=== Material shown ===

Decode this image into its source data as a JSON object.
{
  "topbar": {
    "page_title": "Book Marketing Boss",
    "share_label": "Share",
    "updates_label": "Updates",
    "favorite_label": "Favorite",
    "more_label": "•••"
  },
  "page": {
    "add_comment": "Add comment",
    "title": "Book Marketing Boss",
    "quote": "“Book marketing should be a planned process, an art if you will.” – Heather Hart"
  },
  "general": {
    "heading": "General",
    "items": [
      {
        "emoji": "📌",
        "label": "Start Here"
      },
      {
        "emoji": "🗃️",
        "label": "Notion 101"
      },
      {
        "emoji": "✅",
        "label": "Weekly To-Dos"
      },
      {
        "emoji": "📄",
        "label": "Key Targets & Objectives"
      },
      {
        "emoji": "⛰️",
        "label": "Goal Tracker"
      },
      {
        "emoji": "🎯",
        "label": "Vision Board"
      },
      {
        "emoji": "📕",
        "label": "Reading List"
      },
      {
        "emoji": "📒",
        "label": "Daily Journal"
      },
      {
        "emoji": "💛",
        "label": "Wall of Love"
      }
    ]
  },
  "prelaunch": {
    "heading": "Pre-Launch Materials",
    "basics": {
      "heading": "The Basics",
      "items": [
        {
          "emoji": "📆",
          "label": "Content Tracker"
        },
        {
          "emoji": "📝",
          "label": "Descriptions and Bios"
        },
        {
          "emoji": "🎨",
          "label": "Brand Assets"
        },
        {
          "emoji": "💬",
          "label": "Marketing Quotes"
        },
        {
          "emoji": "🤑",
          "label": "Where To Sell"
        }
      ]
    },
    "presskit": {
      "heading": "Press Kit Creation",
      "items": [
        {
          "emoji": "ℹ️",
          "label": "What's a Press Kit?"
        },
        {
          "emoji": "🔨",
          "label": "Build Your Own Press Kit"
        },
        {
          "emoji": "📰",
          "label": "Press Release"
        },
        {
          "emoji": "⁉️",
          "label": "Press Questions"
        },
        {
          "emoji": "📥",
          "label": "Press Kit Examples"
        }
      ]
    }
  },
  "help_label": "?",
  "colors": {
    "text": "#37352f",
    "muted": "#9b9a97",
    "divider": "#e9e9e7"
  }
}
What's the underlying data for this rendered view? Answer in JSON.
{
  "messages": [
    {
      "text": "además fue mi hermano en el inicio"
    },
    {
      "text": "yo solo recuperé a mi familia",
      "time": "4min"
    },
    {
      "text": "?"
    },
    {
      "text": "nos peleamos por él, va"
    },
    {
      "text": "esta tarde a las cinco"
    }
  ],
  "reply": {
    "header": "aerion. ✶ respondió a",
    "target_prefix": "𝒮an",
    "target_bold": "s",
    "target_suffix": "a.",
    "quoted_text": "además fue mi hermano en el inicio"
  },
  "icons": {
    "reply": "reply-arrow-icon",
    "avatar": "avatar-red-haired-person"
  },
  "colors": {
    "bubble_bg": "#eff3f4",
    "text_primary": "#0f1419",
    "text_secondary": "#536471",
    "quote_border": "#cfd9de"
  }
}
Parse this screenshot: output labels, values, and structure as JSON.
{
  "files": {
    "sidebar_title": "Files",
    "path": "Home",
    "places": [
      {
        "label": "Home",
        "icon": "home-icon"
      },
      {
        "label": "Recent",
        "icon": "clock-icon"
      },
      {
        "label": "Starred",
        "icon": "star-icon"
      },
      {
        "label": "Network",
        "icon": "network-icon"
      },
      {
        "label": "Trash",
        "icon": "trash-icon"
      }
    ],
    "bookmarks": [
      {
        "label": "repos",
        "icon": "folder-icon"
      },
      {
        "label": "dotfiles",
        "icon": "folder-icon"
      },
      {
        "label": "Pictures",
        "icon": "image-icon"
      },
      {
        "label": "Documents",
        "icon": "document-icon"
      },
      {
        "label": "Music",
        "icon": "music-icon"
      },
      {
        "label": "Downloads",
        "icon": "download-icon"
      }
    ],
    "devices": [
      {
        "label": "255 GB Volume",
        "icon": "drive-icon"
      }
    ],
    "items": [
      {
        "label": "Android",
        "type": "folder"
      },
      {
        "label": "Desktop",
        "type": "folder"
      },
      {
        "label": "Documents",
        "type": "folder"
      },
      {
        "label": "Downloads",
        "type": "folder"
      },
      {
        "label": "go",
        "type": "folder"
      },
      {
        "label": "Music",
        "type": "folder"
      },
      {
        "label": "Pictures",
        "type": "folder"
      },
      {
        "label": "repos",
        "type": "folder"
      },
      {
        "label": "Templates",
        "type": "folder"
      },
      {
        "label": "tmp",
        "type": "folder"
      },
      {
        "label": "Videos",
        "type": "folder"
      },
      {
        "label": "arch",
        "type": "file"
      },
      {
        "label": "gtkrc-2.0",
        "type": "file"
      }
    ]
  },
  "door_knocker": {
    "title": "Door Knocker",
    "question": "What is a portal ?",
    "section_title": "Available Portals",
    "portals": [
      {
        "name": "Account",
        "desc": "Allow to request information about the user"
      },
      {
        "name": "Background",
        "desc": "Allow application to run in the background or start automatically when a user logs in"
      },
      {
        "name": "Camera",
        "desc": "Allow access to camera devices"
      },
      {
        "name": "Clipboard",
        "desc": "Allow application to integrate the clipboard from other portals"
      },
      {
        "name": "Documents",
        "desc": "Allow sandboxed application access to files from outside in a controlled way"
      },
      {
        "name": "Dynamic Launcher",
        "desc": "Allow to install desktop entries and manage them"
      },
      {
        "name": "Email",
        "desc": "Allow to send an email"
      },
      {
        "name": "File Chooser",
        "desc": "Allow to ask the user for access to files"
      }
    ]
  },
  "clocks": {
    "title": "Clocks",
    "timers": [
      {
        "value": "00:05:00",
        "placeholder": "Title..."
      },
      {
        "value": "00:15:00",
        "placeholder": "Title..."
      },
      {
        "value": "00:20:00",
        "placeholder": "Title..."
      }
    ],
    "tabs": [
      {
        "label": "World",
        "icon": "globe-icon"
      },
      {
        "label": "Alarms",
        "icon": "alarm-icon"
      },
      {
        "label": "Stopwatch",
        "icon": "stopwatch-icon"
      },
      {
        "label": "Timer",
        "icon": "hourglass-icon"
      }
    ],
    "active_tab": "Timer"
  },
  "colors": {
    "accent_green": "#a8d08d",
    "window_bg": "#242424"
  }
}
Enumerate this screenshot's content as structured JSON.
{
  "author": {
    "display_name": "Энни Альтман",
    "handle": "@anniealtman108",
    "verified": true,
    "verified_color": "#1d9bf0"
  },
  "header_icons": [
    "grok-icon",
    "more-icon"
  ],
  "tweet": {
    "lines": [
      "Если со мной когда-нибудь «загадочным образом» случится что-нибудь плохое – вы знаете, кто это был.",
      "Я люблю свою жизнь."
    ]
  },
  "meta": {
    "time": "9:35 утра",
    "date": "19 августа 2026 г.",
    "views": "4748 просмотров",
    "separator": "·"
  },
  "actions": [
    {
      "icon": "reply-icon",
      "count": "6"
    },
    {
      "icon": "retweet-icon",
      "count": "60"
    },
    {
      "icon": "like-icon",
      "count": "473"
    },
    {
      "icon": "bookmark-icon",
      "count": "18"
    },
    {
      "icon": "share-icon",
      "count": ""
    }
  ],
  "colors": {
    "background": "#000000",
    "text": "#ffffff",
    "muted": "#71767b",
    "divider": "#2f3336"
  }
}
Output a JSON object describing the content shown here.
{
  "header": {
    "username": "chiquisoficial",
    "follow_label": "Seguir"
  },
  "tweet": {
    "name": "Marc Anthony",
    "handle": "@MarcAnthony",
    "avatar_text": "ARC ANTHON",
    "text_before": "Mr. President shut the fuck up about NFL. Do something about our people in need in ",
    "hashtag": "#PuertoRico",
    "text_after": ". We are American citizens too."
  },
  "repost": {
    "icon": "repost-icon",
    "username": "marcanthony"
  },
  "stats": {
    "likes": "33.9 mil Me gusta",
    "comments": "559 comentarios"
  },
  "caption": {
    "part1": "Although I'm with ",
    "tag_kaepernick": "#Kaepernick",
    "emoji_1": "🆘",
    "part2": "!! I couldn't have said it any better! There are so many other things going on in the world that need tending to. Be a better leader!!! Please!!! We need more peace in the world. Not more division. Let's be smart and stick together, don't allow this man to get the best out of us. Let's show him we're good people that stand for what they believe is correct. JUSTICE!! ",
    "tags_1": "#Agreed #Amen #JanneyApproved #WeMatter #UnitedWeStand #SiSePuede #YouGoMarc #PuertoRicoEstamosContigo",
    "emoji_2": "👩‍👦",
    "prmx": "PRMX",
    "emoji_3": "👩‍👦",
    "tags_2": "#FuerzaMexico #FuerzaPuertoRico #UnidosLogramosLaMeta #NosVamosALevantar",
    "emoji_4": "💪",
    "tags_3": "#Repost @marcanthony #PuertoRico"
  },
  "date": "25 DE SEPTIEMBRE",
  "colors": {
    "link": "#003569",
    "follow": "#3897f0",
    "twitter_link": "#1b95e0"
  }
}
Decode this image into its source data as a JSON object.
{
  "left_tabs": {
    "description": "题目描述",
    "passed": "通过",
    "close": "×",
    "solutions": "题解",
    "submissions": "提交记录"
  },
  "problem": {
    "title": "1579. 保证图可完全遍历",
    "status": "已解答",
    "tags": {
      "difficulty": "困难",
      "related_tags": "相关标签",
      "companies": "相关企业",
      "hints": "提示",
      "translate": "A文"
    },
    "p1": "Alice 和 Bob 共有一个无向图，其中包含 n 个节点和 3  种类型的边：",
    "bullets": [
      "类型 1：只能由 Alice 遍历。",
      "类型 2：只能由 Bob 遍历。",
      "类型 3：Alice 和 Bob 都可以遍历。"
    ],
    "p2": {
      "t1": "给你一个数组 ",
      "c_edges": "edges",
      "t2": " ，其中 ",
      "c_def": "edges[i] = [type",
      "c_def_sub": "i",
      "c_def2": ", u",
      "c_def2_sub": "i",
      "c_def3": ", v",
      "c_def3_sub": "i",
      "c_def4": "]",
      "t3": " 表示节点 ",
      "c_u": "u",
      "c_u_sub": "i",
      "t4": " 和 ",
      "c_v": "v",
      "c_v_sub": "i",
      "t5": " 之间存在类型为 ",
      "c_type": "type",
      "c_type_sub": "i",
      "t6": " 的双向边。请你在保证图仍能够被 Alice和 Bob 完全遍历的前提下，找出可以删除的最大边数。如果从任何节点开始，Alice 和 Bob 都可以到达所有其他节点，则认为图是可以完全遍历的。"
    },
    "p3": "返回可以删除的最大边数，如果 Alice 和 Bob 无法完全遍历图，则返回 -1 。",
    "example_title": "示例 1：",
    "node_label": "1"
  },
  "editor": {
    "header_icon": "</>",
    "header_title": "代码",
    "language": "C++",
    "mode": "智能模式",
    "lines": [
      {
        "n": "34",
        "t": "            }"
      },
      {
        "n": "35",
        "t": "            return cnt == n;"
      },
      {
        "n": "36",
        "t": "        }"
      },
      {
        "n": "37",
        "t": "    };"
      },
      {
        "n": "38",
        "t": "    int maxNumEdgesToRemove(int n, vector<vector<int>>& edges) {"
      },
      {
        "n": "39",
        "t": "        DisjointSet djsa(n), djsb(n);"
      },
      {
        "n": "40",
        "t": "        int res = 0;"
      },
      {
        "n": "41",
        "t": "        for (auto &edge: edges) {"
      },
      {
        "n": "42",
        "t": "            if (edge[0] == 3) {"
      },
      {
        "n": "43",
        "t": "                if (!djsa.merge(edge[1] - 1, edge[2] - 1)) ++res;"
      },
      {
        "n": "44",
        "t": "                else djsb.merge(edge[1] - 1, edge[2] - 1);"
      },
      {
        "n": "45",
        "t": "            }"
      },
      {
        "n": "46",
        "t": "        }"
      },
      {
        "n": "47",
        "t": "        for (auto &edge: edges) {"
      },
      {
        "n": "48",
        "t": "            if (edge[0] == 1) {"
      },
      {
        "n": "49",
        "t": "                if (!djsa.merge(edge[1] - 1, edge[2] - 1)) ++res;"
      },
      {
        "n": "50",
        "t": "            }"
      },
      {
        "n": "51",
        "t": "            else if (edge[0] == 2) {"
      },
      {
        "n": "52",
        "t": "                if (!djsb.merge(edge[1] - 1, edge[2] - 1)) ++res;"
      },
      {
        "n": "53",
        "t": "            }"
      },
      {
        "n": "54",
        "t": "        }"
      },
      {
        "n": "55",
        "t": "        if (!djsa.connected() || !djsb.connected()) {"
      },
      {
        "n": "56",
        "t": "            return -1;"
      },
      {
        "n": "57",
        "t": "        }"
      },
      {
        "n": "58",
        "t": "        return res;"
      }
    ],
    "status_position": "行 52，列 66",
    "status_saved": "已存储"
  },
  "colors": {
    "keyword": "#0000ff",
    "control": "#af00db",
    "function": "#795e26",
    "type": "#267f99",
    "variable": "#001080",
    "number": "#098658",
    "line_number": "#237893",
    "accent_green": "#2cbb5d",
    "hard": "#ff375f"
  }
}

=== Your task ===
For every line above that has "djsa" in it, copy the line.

=== Response ===
        "t": "        DisjointSet djsa(n), djsb(n);"
        "t": "                if (!djsa.merge(edge[1] - 1, edge[2] - 1)) ++res;"
        "t": "                if (!djsa.merge(edge[1] - 1, edge[2] - 1)) ++res;"
        "t": "        if (!djsa.connected() || !djsb.connected()) {"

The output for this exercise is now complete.